It’s sweet vindication for Toyota after the U.S. Department of Transportation said that electric systems and electromagnetic interference played no role in unintended acceleration cases. Reports of runaway cars and the subsequent persecution led the Japanese giant to recall 11 million vehicles worldwide, including nearly 8 million in the US since 2009.

“The jury is back. The verdict is in. There is no electronic-based cause for unintended high-speed acceleration in Toyotas. Period,” said U.S. Transportation Secretary Ray LaHood. “Our conclusion is Toyota’s problems were mechanical, not electrical,” he added, which means that the only proven causes are sticky pedals and floor mats and that all other allegations and testimonies have no basis. Toyota has insisted all along that electronics isn’t the cause of sudden acceleration cases.

The National Highway Traffic Safety Administration (NHTSA) launched a study on the matter 10 months ago as requested by Congress, which sought evidence to back its believe that electronics or software was the problem. “Just about every member of Congress that questioned me said ‘It’s got to be electronics’,” LaHood was quoted as saying.

With the help of NASA engineers, the study sought to determine if cases of unintended acceleration in Toyota/Lexus vehicles were caused by something other than sticky pedals and trapped floor mats. The folks at NASA examined nine vehicles with alleged braking problems and subjected them to electromagnetic interference testing.

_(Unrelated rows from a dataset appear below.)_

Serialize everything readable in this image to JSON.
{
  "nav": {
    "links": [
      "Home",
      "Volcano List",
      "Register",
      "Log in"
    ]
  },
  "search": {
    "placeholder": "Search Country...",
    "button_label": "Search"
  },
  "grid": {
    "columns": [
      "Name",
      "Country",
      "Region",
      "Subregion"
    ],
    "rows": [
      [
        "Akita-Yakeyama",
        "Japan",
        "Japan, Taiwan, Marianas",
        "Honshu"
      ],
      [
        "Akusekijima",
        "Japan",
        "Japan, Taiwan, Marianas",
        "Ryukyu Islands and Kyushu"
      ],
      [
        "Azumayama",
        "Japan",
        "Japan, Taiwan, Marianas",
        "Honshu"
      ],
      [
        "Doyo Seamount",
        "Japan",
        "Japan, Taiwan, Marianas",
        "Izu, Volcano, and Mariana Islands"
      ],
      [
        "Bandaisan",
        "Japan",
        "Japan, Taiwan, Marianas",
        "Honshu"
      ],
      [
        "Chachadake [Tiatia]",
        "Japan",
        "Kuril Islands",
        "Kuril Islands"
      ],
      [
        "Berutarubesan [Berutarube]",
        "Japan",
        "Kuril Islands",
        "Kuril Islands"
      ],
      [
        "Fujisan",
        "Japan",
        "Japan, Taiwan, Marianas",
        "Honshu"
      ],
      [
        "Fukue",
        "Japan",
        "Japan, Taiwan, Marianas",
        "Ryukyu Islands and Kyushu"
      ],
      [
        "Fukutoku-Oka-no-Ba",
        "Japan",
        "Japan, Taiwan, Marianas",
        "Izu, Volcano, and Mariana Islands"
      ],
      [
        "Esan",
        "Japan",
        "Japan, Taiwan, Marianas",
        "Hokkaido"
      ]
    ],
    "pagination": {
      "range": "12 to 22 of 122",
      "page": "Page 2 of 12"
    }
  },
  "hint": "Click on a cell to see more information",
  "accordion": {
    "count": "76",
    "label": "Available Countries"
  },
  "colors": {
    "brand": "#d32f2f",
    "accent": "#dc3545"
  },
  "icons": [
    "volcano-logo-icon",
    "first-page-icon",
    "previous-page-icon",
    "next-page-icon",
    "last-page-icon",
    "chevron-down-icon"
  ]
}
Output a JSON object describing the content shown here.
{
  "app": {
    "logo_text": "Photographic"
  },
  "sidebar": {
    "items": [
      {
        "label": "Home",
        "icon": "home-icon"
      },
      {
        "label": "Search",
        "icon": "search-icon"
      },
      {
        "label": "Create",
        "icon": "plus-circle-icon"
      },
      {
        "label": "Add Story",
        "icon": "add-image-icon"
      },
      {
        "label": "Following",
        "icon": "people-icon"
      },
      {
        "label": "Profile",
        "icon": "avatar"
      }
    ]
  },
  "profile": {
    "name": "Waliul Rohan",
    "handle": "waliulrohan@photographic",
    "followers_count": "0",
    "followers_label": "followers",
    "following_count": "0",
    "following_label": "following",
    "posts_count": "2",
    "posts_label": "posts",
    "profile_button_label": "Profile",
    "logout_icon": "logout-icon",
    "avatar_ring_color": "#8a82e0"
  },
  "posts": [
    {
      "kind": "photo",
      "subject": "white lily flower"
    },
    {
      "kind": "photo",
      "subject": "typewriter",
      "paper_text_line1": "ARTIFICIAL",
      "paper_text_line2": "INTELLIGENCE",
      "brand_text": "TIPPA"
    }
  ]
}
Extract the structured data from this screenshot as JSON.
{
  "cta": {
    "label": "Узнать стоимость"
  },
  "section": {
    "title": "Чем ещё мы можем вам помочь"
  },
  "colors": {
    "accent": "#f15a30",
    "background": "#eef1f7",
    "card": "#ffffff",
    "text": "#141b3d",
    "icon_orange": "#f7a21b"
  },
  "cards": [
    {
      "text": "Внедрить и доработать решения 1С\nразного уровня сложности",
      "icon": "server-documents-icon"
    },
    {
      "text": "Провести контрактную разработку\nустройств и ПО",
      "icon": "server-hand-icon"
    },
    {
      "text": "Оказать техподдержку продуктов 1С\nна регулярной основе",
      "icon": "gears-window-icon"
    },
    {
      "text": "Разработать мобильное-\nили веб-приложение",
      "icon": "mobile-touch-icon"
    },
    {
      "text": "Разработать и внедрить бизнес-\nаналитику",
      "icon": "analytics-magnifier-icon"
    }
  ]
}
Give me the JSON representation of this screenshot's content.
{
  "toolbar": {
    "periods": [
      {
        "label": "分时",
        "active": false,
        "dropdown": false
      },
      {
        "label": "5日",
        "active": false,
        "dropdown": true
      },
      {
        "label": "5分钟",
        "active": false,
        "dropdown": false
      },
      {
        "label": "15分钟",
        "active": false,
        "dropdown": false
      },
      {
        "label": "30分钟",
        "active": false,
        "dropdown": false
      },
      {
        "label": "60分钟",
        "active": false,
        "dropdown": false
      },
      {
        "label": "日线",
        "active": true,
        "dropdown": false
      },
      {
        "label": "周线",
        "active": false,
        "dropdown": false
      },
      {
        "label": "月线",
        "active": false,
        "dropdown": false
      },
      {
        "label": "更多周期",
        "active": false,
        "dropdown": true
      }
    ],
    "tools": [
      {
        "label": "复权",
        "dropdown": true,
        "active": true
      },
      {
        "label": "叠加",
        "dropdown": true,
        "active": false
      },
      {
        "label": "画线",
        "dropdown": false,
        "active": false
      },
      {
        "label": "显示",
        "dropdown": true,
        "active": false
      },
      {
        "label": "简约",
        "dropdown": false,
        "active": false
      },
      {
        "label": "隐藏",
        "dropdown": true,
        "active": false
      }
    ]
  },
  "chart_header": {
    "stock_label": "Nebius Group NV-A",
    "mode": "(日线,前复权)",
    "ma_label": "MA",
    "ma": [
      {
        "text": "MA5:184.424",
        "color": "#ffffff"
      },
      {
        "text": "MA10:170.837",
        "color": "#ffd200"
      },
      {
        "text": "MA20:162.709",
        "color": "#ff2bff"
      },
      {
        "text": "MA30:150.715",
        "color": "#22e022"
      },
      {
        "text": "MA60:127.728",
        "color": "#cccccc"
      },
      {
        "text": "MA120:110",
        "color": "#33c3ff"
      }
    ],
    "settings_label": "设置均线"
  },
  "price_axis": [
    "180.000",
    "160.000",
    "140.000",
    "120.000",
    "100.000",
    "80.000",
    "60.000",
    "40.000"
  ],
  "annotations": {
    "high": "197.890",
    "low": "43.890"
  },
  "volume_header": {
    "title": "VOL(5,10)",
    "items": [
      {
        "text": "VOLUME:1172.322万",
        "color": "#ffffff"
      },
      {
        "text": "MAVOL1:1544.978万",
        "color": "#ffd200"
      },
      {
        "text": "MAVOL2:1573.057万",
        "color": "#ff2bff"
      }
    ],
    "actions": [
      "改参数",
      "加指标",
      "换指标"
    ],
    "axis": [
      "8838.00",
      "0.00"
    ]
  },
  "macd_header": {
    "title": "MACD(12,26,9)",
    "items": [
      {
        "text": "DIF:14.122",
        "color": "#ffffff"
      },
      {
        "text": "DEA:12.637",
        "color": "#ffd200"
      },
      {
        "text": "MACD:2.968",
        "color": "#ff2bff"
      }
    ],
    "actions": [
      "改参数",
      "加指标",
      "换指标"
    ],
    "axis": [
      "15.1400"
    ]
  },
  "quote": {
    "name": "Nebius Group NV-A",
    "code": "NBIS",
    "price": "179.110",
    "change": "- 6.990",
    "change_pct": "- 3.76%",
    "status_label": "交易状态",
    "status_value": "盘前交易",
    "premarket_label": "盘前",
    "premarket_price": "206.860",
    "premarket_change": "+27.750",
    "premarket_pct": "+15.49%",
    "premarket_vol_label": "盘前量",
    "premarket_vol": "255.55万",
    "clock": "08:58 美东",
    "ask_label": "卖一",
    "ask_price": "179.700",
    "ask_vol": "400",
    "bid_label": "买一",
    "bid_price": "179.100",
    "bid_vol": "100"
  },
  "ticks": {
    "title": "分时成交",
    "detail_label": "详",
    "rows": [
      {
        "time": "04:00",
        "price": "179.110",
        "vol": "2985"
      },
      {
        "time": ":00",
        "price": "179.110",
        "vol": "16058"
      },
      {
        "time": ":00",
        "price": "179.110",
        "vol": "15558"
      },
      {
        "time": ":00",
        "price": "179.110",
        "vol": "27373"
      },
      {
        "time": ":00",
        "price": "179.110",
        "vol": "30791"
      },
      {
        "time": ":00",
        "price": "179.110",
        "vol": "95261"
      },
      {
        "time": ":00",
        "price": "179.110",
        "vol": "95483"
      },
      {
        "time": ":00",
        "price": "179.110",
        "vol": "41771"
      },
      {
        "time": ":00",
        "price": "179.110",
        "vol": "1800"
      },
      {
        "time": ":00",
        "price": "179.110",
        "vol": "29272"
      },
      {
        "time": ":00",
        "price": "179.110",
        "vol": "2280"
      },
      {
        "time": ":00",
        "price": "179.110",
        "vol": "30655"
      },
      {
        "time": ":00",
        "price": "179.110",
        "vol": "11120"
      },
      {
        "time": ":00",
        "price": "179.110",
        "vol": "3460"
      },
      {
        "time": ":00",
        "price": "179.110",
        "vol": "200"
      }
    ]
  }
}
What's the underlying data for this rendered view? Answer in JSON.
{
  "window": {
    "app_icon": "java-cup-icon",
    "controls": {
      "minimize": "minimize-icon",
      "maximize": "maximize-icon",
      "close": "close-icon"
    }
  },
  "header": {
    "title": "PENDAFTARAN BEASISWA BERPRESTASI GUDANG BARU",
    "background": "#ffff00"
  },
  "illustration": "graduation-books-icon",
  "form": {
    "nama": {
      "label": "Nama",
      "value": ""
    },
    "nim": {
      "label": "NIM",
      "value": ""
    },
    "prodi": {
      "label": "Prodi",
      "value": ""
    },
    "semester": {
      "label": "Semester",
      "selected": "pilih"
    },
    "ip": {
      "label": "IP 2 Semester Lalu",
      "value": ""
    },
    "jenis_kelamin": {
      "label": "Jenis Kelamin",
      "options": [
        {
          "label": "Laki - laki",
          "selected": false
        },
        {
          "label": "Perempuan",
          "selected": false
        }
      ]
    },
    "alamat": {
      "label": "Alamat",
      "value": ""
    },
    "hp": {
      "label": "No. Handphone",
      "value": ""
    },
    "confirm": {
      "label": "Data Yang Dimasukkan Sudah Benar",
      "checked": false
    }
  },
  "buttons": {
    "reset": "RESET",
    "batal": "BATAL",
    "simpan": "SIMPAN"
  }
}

They also looked at 280,000 lines of software codes to detect any flaws that could disrupt the electronic throttle control.

“Everything is data-based. It’s not made up. It’s not based on emotion. It’s not based on some story somebody told us,” LaHood said. Interestingly, his own daughter recently bought a 2011 Toyota Sienna. “She wanted an ironclad guarantee from me that her vehicle was going to be safe. I told me daughter that she should buy the Toyota, which she did,” the Transportation Secretary revealed.